EXERCISE DESCRIPTION: In the entries that follow, how many lines include the string "Handler"? The answer is the number only.

(Items from an interface collection)

▬▬▬▬▬▬

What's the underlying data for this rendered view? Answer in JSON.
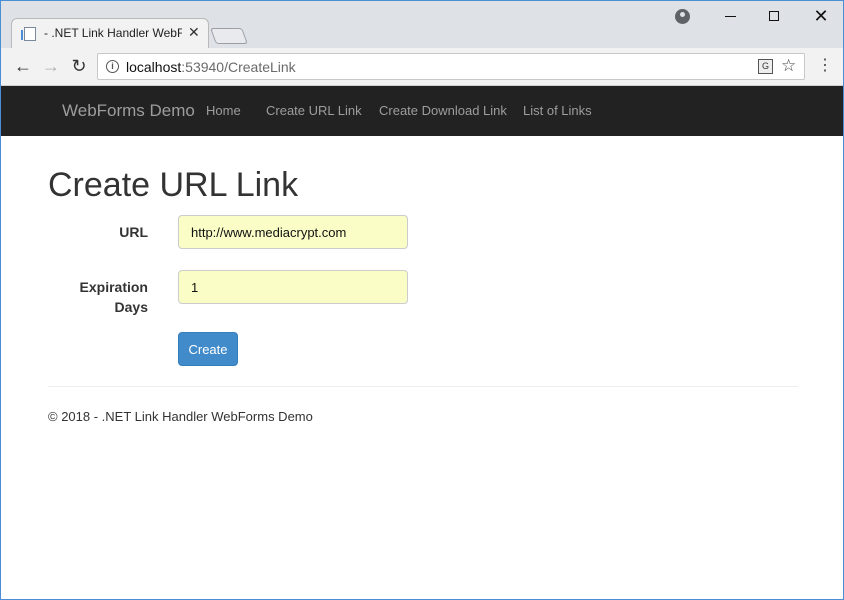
{
  "browser": {
    "tab_title": "- .NET Link Handler WebF",
    "url_host": "localhost",
    "url_rest": ":53940/CreateLink"
  },
  "icons": {
    "back": "arrow-left-icon",
    "forward": "arrow-right-icon",
    "reload": "reload-icon",
    "info": "info-icon",
    "translate": "translate-icon",
    "bookmark": "star-icon",
    "menu": "kebab-menu-icon",
    "profile": "profile-icon"
  },
  "navbar": {
    "brand": "WebForms Demo",
    "links": [
      "Home",
      "Create URL Link",
      "Create Download Link",
      "List of Links"
    ]
  },
  "form": {
    "title": "Create URL Link",
    "url_label": "URL",
    "url_value": "http://www.mediacrypt.com",
    "exp_label": "Expiration Days",
    "exp_value": "1",
    "submit_label": "Create"
  },
  "footer": {
    "text": "© 2018 - .NET Link Handler WebForms Demo"
  },
  "colors": {
    "navbar_bg": "#222222",
    "input_bg": "#fafdc6",
    "button_bg": "#428bca"
  }
}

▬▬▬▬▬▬

RESULT FOR THIS TASK: 2